Three of these sightings were in two consecutive months.
In December 2012, two sheep were found dead near Torrington, north Devon, with ‘claw marks on their backs’.
In the same month a ram was killed at Buckfastleigh, on the south-east edge of Bodmin Moor. Forces in England, Wales and Northern Ireland logged 455 sightings of big cats from members of the public between 2010 and 2015. Pictured is a black leopard
Norfolk and Suffolk had the most sightings, with 57 and 26 respectively.
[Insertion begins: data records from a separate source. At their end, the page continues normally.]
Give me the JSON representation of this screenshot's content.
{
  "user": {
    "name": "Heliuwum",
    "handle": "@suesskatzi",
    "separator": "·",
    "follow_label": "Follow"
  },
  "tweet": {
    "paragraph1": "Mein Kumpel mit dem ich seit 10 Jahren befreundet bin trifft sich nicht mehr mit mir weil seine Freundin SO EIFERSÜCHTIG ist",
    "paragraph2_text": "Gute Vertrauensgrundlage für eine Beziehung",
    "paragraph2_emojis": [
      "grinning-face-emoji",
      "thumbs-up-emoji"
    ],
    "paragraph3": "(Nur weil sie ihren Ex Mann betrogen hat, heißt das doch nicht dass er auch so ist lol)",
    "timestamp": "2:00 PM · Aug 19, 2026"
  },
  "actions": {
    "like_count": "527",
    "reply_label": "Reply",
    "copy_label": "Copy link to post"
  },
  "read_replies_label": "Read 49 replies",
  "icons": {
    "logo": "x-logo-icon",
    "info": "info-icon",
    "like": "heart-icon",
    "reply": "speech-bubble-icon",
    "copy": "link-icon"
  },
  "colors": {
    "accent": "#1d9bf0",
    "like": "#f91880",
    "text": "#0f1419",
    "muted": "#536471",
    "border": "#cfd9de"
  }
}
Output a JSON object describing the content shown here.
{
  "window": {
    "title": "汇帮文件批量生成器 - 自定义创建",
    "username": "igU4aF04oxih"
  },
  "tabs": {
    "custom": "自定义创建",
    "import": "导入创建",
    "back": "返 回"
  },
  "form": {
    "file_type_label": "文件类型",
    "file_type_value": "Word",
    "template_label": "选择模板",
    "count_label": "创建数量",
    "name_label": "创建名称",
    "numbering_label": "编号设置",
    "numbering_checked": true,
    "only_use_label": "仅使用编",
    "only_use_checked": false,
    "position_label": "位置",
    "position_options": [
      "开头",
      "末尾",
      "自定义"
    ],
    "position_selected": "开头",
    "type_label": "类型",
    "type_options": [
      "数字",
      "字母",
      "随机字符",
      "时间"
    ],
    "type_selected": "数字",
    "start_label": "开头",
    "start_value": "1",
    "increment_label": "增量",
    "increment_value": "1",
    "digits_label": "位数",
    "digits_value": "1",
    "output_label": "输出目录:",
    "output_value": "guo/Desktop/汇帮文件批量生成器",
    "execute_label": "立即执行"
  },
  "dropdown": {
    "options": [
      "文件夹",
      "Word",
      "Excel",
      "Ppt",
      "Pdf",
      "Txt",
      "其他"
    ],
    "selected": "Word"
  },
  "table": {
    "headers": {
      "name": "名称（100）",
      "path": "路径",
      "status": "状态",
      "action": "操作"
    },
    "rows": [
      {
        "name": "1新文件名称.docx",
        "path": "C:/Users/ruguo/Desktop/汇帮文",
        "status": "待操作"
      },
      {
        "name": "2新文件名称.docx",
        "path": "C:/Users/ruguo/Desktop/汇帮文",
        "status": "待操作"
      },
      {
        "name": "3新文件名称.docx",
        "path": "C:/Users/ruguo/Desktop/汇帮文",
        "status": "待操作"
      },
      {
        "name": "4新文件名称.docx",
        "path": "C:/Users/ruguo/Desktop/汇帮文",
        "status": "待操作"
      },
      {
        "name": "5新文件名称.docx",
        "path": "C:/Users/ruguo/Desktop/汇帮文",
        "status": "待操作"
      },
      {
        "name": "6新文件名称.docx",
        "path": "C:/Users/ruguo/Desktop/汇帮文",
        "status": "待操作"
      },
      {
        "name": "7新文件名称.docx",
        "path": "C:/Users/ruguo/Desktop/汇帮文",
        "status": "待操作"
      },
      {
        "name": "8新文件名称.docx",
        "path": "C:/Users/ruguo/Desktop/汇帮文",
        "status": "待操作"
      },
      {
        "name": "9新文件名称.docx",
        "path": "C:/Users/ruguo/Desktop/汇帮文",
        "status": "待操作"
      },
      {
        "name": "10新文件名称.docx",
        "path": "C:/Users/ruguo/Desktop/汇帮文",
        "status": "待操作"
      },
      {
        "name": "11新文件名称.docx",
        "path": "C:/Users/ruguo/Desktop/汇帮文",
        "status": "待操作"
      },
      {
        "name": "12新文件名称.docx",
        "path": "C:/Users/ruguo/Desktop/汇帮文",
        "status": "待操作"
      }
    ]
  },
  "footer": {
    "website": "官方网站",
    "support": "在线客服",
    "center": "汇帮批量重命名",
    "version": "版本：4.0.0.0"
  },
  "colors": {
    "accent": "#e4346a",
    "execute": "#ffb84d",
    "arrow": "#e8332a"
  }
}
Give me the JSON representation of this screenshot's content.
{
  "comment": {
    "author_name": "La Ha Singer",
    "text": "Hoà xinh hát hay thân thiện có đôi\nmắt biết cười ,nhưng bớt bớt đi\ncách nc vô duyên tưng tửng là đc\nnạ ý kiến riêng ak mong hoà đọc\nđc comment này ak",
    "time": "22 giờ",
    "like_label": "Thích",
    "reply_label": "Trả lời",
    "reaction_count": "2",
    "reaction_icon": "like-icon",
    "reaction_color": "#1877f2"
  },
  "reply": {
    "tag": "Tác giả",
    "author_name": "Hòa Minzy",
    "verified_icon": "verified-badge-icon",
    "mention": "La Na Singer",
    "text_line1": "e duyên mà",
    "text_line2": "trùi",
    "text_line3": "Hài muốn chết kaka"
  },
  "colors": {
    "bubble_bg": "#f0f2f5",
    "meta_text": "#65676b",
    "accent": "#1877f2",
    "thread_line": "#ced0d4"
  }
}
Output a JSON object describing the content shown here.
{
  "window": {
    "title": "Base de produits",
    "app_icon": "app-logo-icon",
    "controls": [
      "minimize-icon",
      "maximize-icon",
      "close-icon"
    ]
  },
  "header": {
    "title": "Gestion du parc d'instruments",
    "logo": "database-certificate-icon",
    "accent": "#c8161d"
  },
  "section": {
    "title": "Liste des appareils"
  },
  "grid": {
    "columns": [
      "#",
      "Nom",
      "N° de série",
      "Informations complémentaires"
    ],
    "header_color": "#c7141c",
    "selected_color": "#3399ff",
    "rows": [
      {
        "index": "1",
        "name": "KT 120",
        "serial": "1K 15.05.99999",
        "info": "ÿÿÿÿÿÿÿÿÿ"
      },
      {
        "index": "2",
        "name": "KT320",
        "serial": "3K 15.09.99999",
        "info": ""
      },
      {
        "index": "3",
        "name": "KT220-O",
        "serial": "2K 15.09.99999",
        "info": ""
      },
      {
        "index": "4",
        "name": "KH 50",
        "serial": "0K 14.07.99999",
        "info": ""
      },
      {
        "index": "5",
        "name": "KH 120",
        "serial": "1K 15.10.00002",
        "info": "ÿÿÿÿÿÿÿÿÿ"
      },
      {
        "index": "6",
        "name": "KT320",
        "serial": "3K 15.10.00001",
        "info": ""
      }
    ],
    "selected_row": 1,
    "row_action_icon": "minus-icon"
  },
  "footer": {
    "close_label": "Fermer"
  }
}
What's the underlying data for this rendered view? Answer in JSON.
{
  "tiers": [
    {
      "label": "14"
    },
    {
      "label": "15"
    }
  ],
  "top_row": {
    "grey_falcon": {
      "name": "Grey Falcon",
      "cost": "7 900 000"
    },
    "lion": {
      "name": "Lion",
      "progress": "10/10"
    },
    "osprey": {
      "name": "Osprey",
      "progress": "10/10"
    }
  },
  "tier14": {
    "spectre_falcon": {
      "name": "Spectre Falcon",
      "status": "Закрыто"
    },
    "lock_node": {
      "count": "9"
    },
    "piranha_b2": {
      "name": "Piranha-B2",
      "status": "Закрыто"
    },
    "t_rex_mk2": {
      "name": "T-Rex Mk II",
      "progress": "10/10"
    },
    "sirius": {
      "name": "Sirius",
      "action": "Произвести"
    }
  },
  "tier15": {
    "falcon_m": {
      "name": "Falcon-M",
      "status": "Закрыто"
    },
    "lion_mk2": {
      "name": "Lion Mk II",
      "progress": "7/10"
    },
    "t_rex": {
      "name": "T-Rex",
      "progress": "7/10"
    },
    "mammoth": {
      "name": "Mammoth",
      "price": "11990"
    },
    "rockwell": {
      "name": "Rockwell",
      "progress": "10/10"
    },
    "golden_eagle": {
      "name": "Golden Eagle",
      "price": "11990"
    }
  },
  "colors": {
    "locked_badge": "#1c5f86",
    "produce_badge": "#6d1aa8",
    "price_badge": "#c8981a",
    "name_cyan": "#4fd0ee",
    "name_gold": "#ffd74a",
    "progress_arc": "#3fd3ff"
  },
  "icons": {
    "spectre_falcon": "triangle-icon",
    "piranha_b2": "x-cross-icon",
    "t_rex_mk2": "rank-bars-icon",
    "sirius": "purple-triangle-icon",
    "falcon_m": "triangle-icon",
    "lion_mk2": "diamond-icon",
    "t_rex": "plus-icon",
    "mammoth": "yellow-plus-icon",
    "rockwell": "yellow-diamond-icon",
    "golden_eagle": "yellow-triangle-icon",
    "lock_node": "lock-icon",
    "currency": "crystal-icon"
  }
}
Big cats like this snow leopard can survive in cold conditions
The month before two sheep were found ‘with throat ripped out’ near Axminster.
Out of the UK’s 43 police forces, 13 refused to provide data under Freedom of Information rules to MailOnline, including Police Scotland.
This means the total number of reports would have been higher.
There are an estimated 2,000 sightings each year, the vast majority of which are not reported to the authorities.
Some have been dismissed as hoaxes, and John Royale, Livestock Manager at the NFU, said he had not seen evidence of wild cats attacking farm animals.
However, a DNA test on hairs found in Lincolnshire carried out by a government-licensed laboratory found they came from the leopard family.
Mr Downes himself carried out a test on fur found in North Devon which was found to be from a leopard.
He said: 'Leopards and pumas in the wild live in the countryside quite similar to the UK.
‘For example, there are pumas in North America pumas and leopards as far north as Siberia.’
Postal worker Phil Chapman, 38, was looking out his York motel room window while on the phone to a friend when a 'panther-like' animal emerged from the bushes
Mr Downes, who has written 20 books on unproven and mythical phenomena, said he did not think larger cats, like lions and tigers, are rearing their young in the UK.
Police forces in Devon and Cornwall, where there were 28 sightings, did not say whether any cases reported to them had been genuine.
Norfolk and Suffolk Constabulary also did not offer an opinion.
The fewest number of sightings were in the north of England, with two over the full six years in North Yorkshire and Country Durham.
Kent Police said: ‘Officers would attend if a member of the public was injured or if the animal posed a danger.
‘When appropriate officers will liaise with local big cat societies and the RSPCA as they are better equipped to deal these incidents.’
Before the Dangerous Wild Animals Act, which came into force in 1977, people were allowed to keep big cats at pets. Maurice Wheeler kept a puma in his London home during the 1960s
Locals signed a petition to get the puma, named Dax, set free. Mr Downes believes several animals escaped from private collections after the act required owners to get a license
A Norfolk Constabulary spokesman said: ‘All reported sightings are recorded by the police and each report is assessed on its own merit.
‘If encountering a large cat police would call the wildlife authorities to ensure the creature is captured safely.
‘We would always encourage members of the public to take a common sense approach to any such incidents.
'They should not to endanger themselves and call the police in the first instance.’